WHAT THIS TASK INVOLVES
Whatever the records say, repeat them exactly as given.

DATASET EXTRACT
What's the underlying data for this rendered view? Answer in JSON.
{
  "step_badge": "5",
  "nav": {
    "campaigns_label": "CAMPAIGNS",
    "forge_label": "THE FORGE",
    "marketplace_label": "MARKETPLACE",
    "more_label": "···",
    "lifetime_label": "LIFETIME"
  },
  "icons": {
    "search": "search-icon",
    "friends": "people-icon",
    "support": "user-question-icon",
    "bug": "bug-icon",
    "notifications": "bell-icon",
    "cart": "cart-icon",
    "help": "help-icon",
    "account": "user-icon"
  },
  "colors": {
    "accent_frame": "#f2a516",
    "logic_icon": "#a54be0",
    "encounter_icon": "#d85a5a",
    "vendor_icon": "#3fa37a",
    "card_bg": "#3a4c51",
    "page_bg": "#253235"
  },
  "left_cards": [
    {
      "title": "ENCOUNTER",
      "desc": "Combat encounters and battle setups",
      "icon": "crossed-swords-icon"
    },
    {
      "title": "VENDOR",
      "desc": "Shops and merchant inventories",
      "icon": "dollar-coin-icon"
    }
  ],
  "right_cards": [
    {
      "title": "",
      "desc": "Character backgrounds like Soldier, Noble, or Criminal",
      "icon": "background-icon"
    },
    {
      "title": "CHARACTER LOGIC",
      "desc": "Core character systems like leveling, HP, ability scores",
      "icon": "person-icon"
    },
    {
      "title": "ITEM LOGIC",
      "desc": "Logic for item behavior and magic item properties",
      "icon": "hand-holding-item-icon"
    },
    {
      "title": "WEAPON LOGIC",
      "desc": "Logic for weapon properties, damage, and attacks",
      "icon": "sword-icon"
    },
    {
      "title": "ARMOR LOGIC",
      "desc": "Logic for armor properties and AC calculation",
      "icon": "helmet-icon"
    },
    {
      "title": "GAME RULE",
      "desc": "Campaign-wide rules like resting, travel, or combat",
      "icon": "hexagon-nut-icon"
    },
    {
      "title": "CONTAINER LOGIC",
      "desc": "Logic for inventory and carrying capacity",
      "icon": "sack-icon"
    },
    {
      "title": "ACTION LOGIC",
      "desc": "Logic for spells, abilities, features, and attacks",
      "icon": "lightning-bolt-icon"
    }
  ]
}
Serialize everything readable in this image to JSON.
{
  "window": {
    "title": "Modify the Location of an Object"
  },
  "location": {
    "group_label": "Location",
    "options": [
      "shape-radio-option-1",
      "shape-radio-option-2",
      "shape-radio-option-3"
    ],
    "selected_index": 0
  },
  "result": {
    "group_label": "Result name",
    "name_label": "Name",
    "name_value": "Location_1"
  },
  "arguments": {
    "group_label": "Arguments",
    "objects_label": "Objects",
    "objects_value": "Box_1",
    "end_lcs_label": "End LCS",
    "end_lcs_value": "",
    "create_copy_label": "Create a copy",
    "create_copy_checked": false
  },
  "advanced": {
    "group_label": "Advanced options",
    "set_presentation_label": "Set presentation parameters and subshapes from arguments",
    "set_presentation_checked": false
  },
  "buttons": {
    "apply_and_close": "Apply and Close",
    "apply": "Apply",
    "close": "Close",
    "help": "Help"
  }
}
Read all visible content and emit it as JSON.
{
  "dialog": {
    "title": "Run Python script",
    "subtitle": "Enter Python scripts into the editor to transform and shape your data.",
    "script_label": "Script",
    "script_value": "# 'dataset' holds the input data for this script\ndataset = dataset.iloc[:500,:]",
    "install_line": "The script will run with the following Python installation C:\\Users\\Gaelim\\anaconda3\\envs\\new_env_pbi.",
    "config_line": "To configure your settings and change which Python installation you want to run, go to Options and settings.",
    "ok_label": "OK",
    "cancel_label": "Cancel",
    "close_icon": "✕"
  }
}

SOLUTION
What's the underlying data for this rendered view? Answer in JSON.
{
  "step_badge": "5",
  "nav": {
    "campaigns_label": "CAMPAIGNS",
    "forge_label": "THE FORGE",
    "marketplace_label": "MARKETPLACE",
    "more_label": "···",
    "lifetime_label": "LIFETIME"
  },
  "icons": {
    "search": "search-icon",
    "friends": "people-icon",
    "support": "user-question-icon",
    "bug": "bug-icon",
    "notifications": "bell-icon",
    "cart": "cart-icon",
    "help": "help-icon",
    "account": "user-icon"
  },
  "colors": {
    "accent_frame": "#f2a516",
    "logic_icon": "#a54be0",
    "encounter_icon": "#d85a5a",
    "vendor_icon": "#3fa37a",
    "card_bg": "#3a4c51",
    "page_bg": "#253235"
  },
  "left_cards": [
    {
      "title": "ENCOUNTER",
      "desc": "Combat encounters and battle setups",
      "icon": "crossed-swords-icon"
    },
    {
      "title": "VENDOR",
      "desc": "Shops and merchant inventories",
      "icon": "dollar-coin-icon"
    }
  ],
  "right_cards": [
    {
      "title": "",
      "desc": "Character backgrounds like Soldier, Noble, or Criminal",
      "icon": "background-icon"
    },
    {
      "title": "CHARACTER LOGIC",
      "desc": "Core character systems like leveling, HP, ability scores",
      "icon": "person-icon"
    },
    {
      "title": "ITEM LOGIC",
      "desc": "Logic for item behavior and magic item properties",
      "icon": "hand-holding-item-icon"
    },
    {
      "title": "WEAPON LOGIC",
      "desc": "Logic for weapon properties, damage, and attacks",
      "icon": "sword-icon"
    },
    {
      "title": "ARMOR LOGIC",
      "desc": "Logic for armor properties and AC calculation",
      "icon": "helmet-icon"
    },
    {
      "title": "GAME RULE",
      "desc": "Campaign-wide rules like resting, travel, or combat",
      "icon": "hexagon-nut-icon"
    },
    {
      "title": "CONTAINER LOGIC",
      "desc": "Logic for inventory and carrying capacity",
      "icon": "sack-icon"
    },
    {
      "title": "ACTION LOGIC",
      "desc": "Logic for spells, abilities, features, and attacks",
      "icon": "lightning-bolt-icon"
    }
  ]
}
Serialize everything readable in this image to JSON.
{
  "window": {
    "title": "Modify the Location of an Object"
  },
  "location": {
    "group_label": "Location",
    "options": [
      "shape-radio-option-1",
      "shape-radio-option-2",
      "shape-radio-option-3"
    ],
    "selected_index": 0
  },
  "result": {
    "group_label": "Result name",
    "name_label": "Name",
    "name_value": "Location_1"
  },
  "arguments": {
    "group_label": "Arguments",
    "objects_label": "Objects",
    "objects_value": "Box_1",
    "end_lcs_label": "End LCS",
    "end_lcs_value": "",
    "create_copy_label": "Create a copy",
    "create_copy_checked": false
  },
  "advanced": {
    "group_label": "Advanced options",
    "set_presentation_label": "Set presentation parameters and subshapes from arguments",
    "set_presentation_checked": false
  },
  "buttons": {
    "apply_and_close": "Apply and Close",
    "apply": "Apply",
    "close": "Close",
    "help": "Help"
  }
}
Read all visible content and emit it as JSON.
{
  "dialog": {
    "title": "Run Python script",
    "subtitle": "Enter Python scripts into the editor to transform and shape your data.",
    "script_label": "Script",
    "script_value": "# 'dataset' holds the input data for this script\ndataset = dataset.iloc[:500,:]",
    "install_line": "The script will run with the following Python installation C:\\Users\\Gaelim\\anaconda3\\envs\\new_env_pbi.",
    "config_line": "To configure your settings and change which Python installation you want to run, go to Options and settings.",
    "ok_label": "OK",
    "cancel_label": "Cancel",
    "close_icon": "✕"
  }
}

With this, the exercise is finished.